in some backwater place away
they don't deserve
a second thought.
But framed within a different spot,
a New York mag or press that's got|
a run of verse of top-drawer rank,
these lines, you'd think
a robust work. Especially
if a critic spent the time
to spit and call them crime,|
or, best, to pat their backs and say
they're worthy rhyme,
not Byron, no,
nonetheless a happy find.

Harding Stedler

Soon, rivers will fill
to overflowing, red,
and carrion will line the shores.
Children too young to understand why,
mothers too helpless to fight,
and fathers too old to bear arms.
Innocents all, they will be incinerated
by nuclear warheads and megabombs
as the horrors of war unfold.
But those who fire the missiles
and drop the bombs
will be casualties, too,
unable to sleep at night,
nagged by conscience for life.
Nobody wins in war.
Even the victors lose--
their pride, their self-respect,
their dignity.|
Until mankind learns the lessons
of history, war will remain
the big boys' game
where soldiers costume for the stage
and the rest of the world
looks helplessly on.

Todd Sukany

an incisor's sheath
an amber window
of all life
on the way
to Gullet.
a maize thing.

Gwen Eisenmann

They said they'd buy our house with all its land
That we must sell because we've grown beyond
The fixing of its fences, and its grand
Design of stairways, and its garden pond.
How will we tell them of the legacy
Of love that built this house upon a hill
With heart and soul, creating sanctuary?
On second thought, I guess we never will.
The eagle will return in winter sun,
The flowers in the garden bloom anew,
The deer will come and gaze at anyone,
The hills will stay, and seasons paint the view.
We're ready.
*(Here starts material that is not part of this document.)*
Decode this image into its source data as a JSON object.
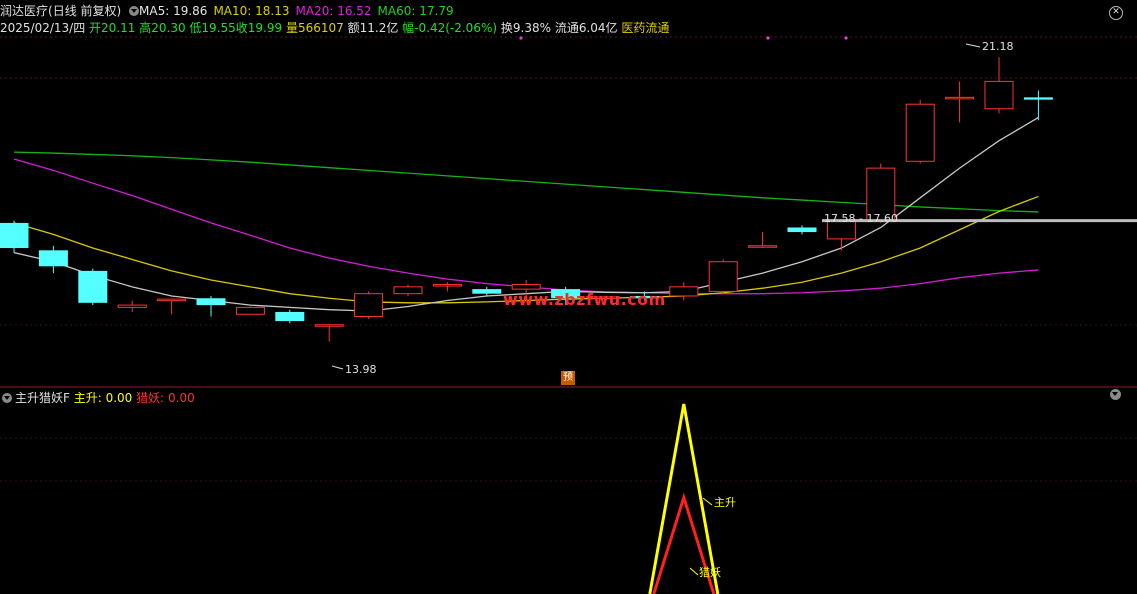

We have had the best of it.
We'll keep the ache, but give the rest of it.

Tania Gray

I washed our pillows, hung them in the sun.
They smelled of sweaty nights and body heat,
of cats who nap there in the daylight hours,
of dog with painful hip we lift aboard
to snore beside the snoring married pair.

I washed our socks and pegged them two by two
beside the lace-less canvas shoes held up
by tongues clipped to the line. I washed
and hung them, all the things that needed air.

My life is dangling by two pins. My guts
are spilling out. My under layers show
for all the world to see. At least they're clean.

Darwyne Tessier

Small hands, small feet,
a step behind.
I'll soon be big--
never you mind!

Look I have grown|
this much this year.
Still not enough
but getting near.

I've learned to live
with facts they've known--
but still wanting
to find my own.

Yet in their eyes
they'll always be
waiting, looking
behind for me.

Tom Padgett

Our speech like economic maps displays
the products of the places we have lived:
we give and take our words like goods in trade.
Our sojourn in the Texas piney woods
enriched us with a term for "more than yes."
We left off our "Indeed!" and "I should say!"
to emphasize consent with their "I mean!"

A black man fishing in the Gulf taught us
how we now speak of those full of conceit.|
He yanked and stretched his bobbing line to scare
a fish he said he did not want to catch:
"Why's he so proud? That's just an old blowfish.
That's what he is, and yet he thinks that all
these waves were made for him to swim between."

We demonstrate the truth by word of mouth
that when you leave, you take away the South.